    *Form 1 is a social background report

Taking into account the high concentration of the children in conflict with law in areas falling under the jurisdiction of these eight police station areas, the Crime Branch has organised a four-day Juvenile Justice Act training cum awareness programme in association with Resource Cell for Juvenile Justice (RCJJ) Field Action Project with the Centre for Criminology and Justice and School of Social Work of Tata Institute of Social Sciences (TISS). The four-day training programme cum workshop began on November 20 and will go on till November 24. Two police stations are being engaged each day, crime branch officials said.

ACP (Crime II) Sanjay Nikam said that the areas under the eight police stations were home to fifty percent of the city’s population of children in conflict with law and the training programme was aimed at keeping the police station staffers abreast of the provisions of the Juvenile Justice Act 2015. “These children in conflict with law are involved in a wide range of crimes and we want the police personnel, including officials, to sensitise themselves to dealing with the different provisions of the law and also help curb the rise in crime by children in conflict with law in the city,” said Nikam.

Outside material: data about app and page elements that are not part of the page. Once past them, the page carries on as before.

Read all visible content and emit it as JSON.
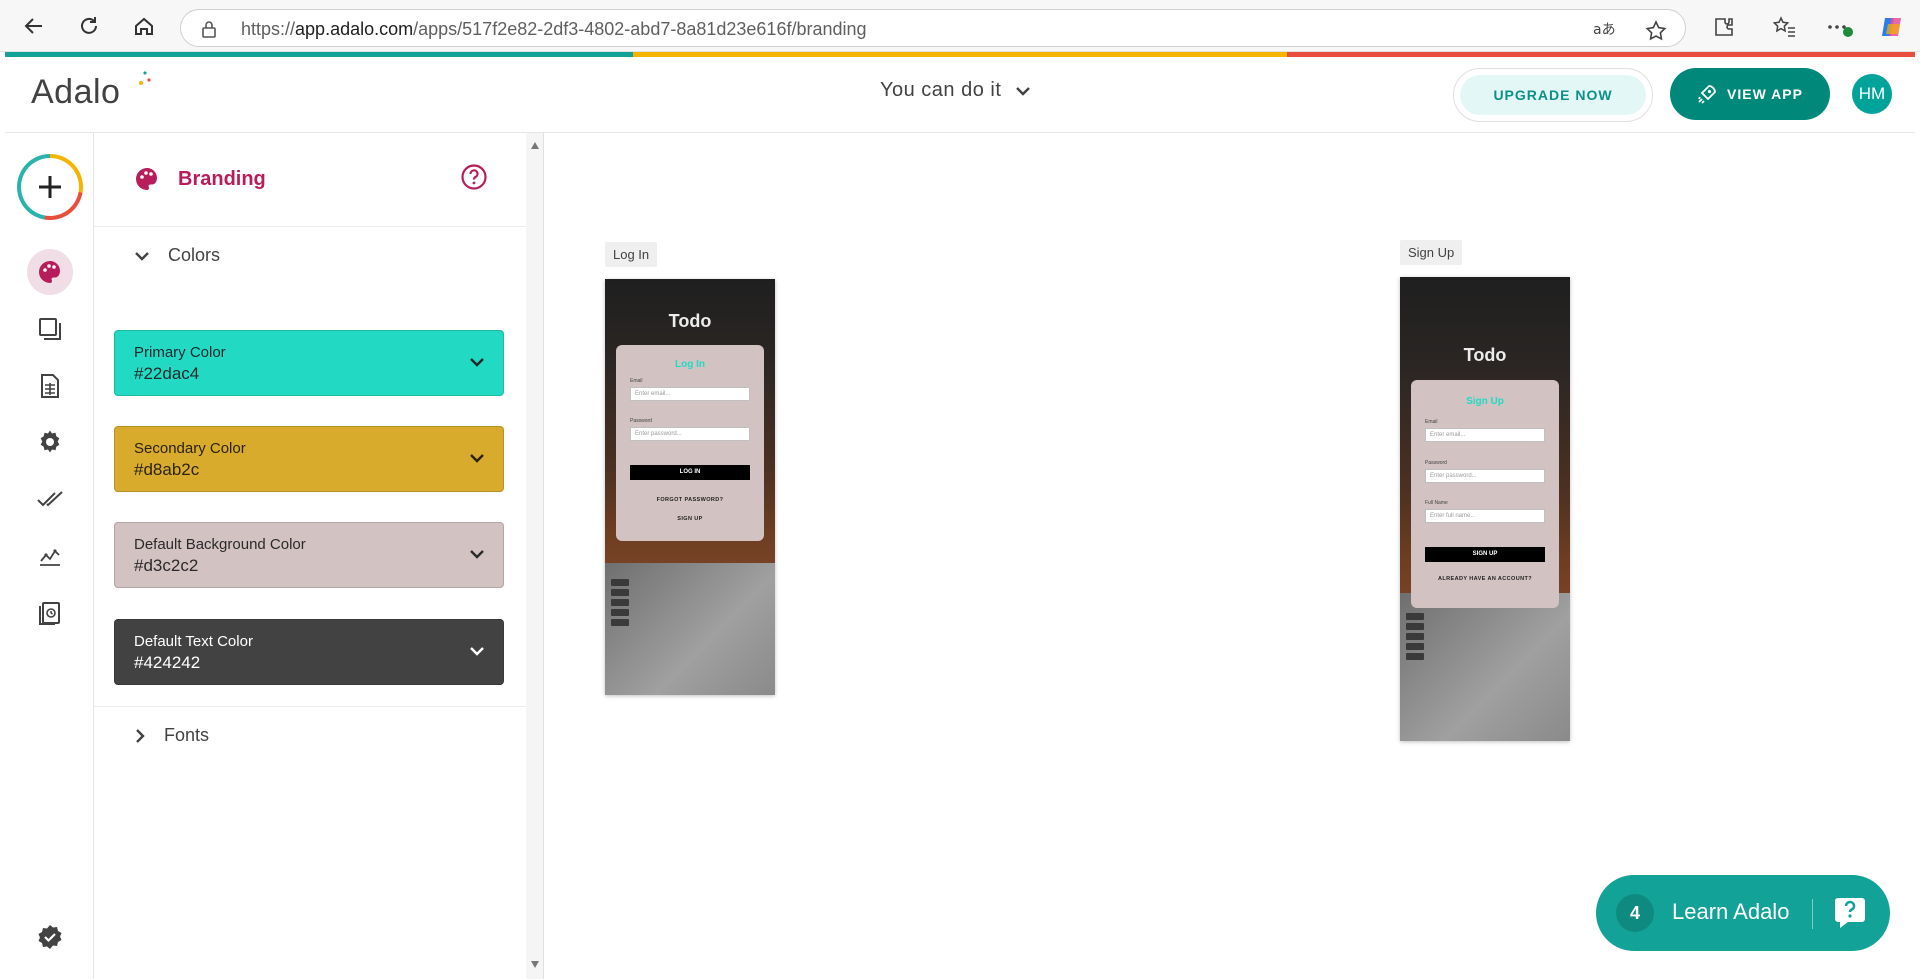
{
  "browser": {
    "url_prefix": "https://",
    "url_host": "app.adalo.com",
    "url_path": "/apps/517f2e82-2df3-4802-abd7-8a81d23e616f/branding"
  },
  "header": {
    "logo": "Adalo",
    "app_name": "You can do it",
    "upgrade_label": "UPGRADE NOW",
    "view_app_label": "VIEW APP",
    "avatar_initials": "HM"
  },
  "panel": {
    "title": "Branding",
    "colors_section": "Colors",
    "fonts_section": "Fonts",
    "colors": [
      {
        "label": "Primary Color",
        "value": "#22dac4",
        "bg": "#22dac4",
        "text": "#1f2a2a"
      },
      {
        "label": "Secondary Color",
        "value": "#d8ab2c",
        "bg": "#d8ab2c",
        "text": "#2a2410"
      },
      {
        "label": "Default Background Color",
        "value": "#d3c2c2",
        "bg": "#d3c2c2",
        "text": "#2a2a2a"
      },
      {
        "label": "Default Text Color",
        "value": "#424242",
        "bg": "#424242",
        "text": "#ffffff"
      }
    ]
  },
  "canvas": {
    "screens": [
      {
        "label": "Log In",
        "app_title": "Todo",
        "card_title": "Log In",
        "email_label": "Email",
        "email_placeholder": "Enter email...",
        "password_label": "Password",
        "password_placeholder": "Enter password...",
        "button": "LOG IN",
        "forgot": "FORGOT PASSWORD?",
        "alt_link": "SIGN UP"
      },
      {
        "label": "Sign Up",
        "app_title": "Todo",
        "card_title": "Sign Up",
        "email_label": "Email",
        "email_placeholder": "Enter email...",
        "password_label": "Password",
        "password_placeholder": "Enter password...",
        "name_label": "Full Name",
        "name_placeholder": "Enter full name...",
        "button": "SIGN UP",
        "alt_link": "ALREADY HAVE AN ACCOUNT?"
      }
    ]
  },
  "learn": {
    "count": "4",
    "label": "Learn Adalo"
  },
  "colors": {
    "brand_pink": "#b81d5b",
    "teal": "#00897b",
    "strip": [
      "#13a297",
      "#f4b400",
      "#e94e3c"
    ]
  }
}
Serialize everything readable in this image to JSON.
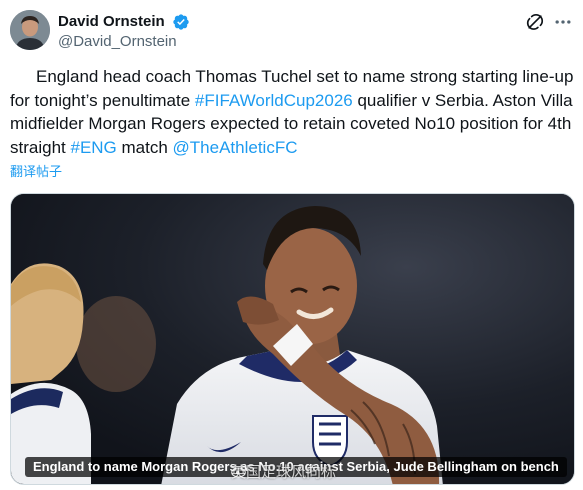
{
  "author": {
    "display_name": "David Ornstein",
    "handle": "@David_Ornstein",
    "verified": true,
    "verified_icon": "verified-badge-icon",
    "avatar_icon": "avatar"
  },
  "header_actions": {
    "grok_icon": "grok-icon",
    "more_icon": "more-dots-icon"
  },
  "tweet": {
    "text_1": "England head coach Thomas Tuchel set to name strong starting line-up for tonight’s penultimate ",
    "hashtag_1": "#FIFAWorldCup2026",
    "text_2": " qualifier v Serbia. Aston Villa midfielder Morgan Rogers expected to retain coveted No10 position for 4th straight ",
    "hashtag_2": "#ENG",
    "text_3": " match ",
    "mention_1": "@TheAthleticFC",
    "translate_label": "翻译帖子"
  },
  "media": {
    "caption": "England to name Morgan Rogers as No.10 against Serbia, Jude Bellingham on bench",
    "watermark": "英国足球风向标",
    "watermark_icon": "weibo-icon"
  },
  "colors": {
    "link": "#1d9bf0",
    "verified": "#1d9bf0",
    "text": "#0f1419",
    "secondary": "#536471"
  }
}
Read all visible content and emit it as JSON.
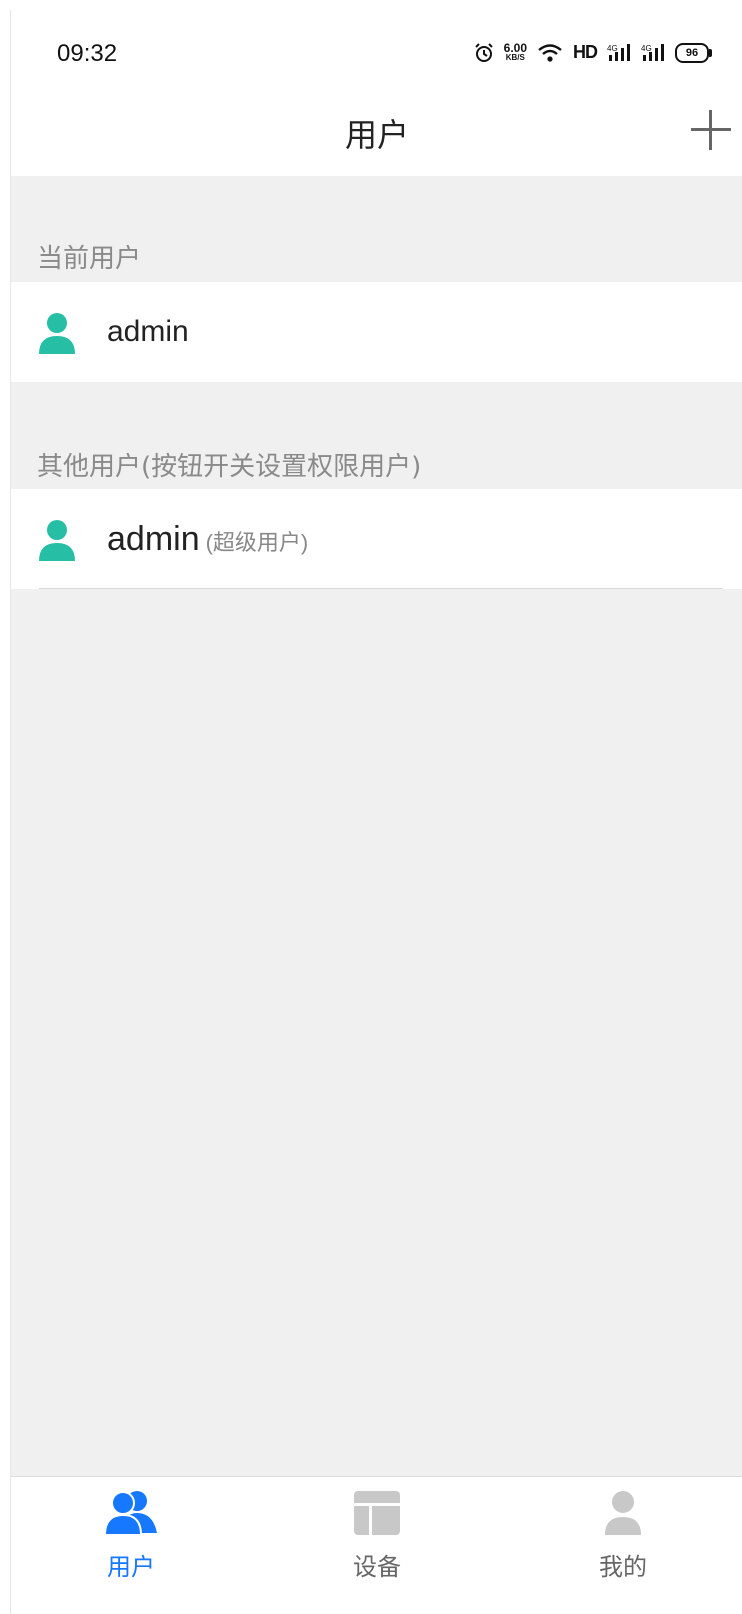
{
  "status_bar": {
    "time": "09:32",
    "speed_value": "6.00",
    "speed_unit": "KB/S",
    "hd_label": "HD",
    "battery": "96"
  },
  "header": {
    "title": "用户",
    "add_icon": "plus-icon"
  },
  "sections": {
    "current": {
      "title": "当前用户",
      "user": {
        "name": "admin",
        "icon": "user-icon"
      }
    },
    "others": {
      "title": "其他用户(按钮开关设置权限用户)",
      "users": [
        {
          "name": "admin",
          "role": "(超级用户)",
          "icon": "user-icon"
        }
      ]
    }
  },
  "tabbar": {
    "tabs": [
      {
        "label": "用户",
        "icon": "users-icon",
        "active": true
      },
      {
        "label": "设备",
        "icon": "device-icon",
        "active": false
      },
      {
        "label": "我的",
        "icon": "profile-icon",
        "active": false
      }
    ]
  },
  "colors": {
    "accent": "#1677ff",
    "avatar": "#26bfa5",
    "background": "#f0f0f0"
  }
}
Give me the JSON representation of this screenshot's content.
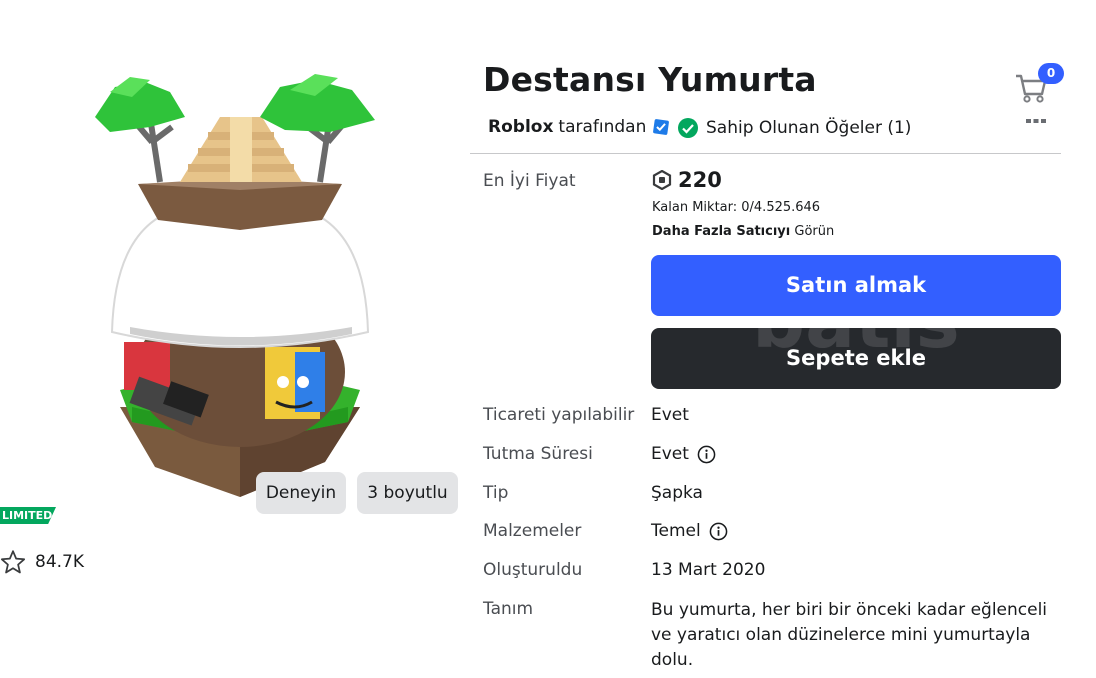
{
  "item": {
    "title": "Destansı Yumurta",
    "creator_name": "Roblox",
    "creator_suffix": "tarafından",
    "owned_text": "Sahip Olunan Öğeler (1)"
  },
  "image_actions": {
    "try_label": "Deneyin",
    "three_d_label": "3 boyutlu"
  },
  "badge": {
    "limited": "LIMITED"
  },
  "favorites": {
    "count": "84.7K"
  },
  "cart": {
    "count": "0"
  },
  "pricing": {
    "best_price_label": "En İyi Fiyat",
    "price": "220",
    "remaining": "Kalan Miktar: 0/4.525.646",
    "more_sellers_link": "Daha Fazla Satıcıyı",
    "more_sellers_suffix": "Görün"
  },
  "buttons": {
    "buy": "Satın almak",
    "add_to_cart": "Sepete ekle",
    "watermark": "batis"
  },
  "details": [
    {
      "label": "Ticareti yapılabilir",
      "value": "Evet"
    },
    {
      "label": "Tutma Süresi",
      "value": "Evet"
    },
    {
      "label": "Tip",
      "value": "Şapka"
    },
    {
      "label": "Malzemeler",
      "value": "Temel"
    },
    {
      "label": "Oluşturuldu",
      "value": "13 Mart 2020"
    },
    {
      "label": "Tanım",
      "value": "Bu yumurta, her biri bir önceki kadar eğlenceli ve yaratıcı olan düzinelerce mini yumurtayla dolu."
    }
  ],
  "colors": {
    "primary": "#335fff",
    "dark_button": "#26292d",
    "success_green": "#03a75e",
    "verified_blue": "#1e7be8"
  },
  "icons": [
    "robux-icon",
    "cart-icon",
    "verified-icon",
    "check-circle-icon",
    "info-icon",
    "star-icon",
    "more-icon"
  ]
}
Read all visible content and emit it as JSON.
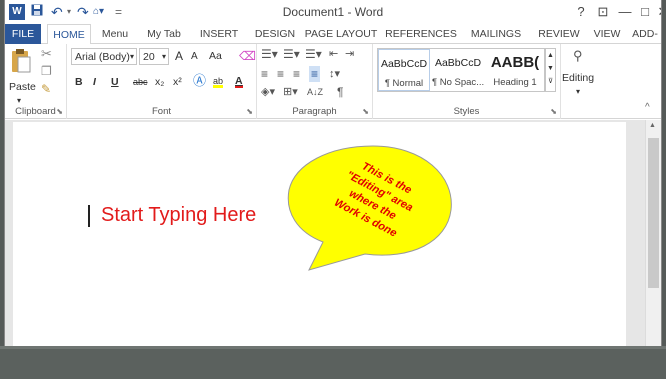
{
  "window": {
    "title": "Document1 - Word",
    "help": "?",
    "ribbon_display": "⊡",
    "minimize": "—",
    "restore": "□",
    "close": "✕"
  },
  "qat": {
    "word_icon": "W",
    "save_icon": "save-icon",
    "undo": "↶",
    "redo": "↷",
    "customize": "="
  },
  "tabs": [
    "FILE",
    "HOME",
    "Menu",
    "My Tab",
    "INSERT",
    "DESIGN",
    "PAGE LAYOUT",
    "REFERENCES",
    "MAILINGS",
    "REVIEW",
    "VIEW",
    "ADD-INS"
  ],
  "clipboard": {
    "paste_label": "Paste",
    "group_label": "Clipboard"
  },
  "font": {
    "family": "Arial (Body)",
    "size": "20",
    "grow": "A",
    "shrink": "A",
    "case": "Aa",
    "bold": "B",
    "italic": "I",
    "underline": "U",
    "strike": "abc",
    "sub": "x₂",
    "sup": "x²",
    "group_label": "Font"
  },
  "paragraph": {
    "group_label": "Paragraph",
    "sort": "A↓Z",
    "pilcrow": "¶"
  },
  "styles": {
    "items": [
      {
        "sample": "AaBbCcD",
        "name": "¶ Normal"
      },
      {
        "sample": "AaBbCcD",
        "name": "¶ No Spac..."
      },
      {
        "sample": "AABB(",
        "name": "Heading 1"
      }
    ],
    "group_label": "Styles"
  },
  "editing": {
    "label": "Editing"
  },
  "document": {
    "text": "Start Typing Here"
  },
  "callout": {
    "lines": [
      "This is the",
      "\"Editing\" area",
      "where the",
      "Work is done"
    ]
  },
  "colors": {
    "accent": "#2b579a",
    "callout_fill": "#ffff00",
    "callout_text": "#e00000",
    "doc_text": "#e21b1b"
  }
}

Points related to difficulties faced by the policemen in dealing with children in conflict with law like preparation of court documents, following up the crimes with the social welfare officers and rehabilitation were discussed, he added.

Lauding the efforts of TISS social workers, ACP Nikam said that the social workers played an important role in explaining how the provisions of the law can be effectively implemented if followed in the right perspective through proper training. The objective of training is to empower police personnel about their roles and responsibilities as per the Juvenile Justice Act and rules and to familiarise them to the manner in which they should deal with children in conflict with law, Nikam said.

The awareness programme is being implemented under the guidance of RCJJ project manager Jyoti Mhatre. Social worker Zaid Sayed informed Hindustan Times that RCJJ was part of the field action project of Tata Institute of Social Sciences, Mumbai, running with the permission of Bombay High Court in six districts of Maharashtra.

“ We also shared the do’s-and-don’ts as per the act and received very positive feedback from the police department. We look forward for greater co-operation and collaboration in the field of juvenile justice with the Pune police so that they can get a better perspective about the act, on how to prepare reports and submit the final report before the Juvenile Justice Board and other important details. Besides, we have sensitised them to the use of appropriate words as a part of the changed terminology incorporated in the JJ Act 2015 , ” he said. Sayed was accompanied by social worker Ashwini Rasal during the event.

First Published: Nov 23, 2017 14:41 IST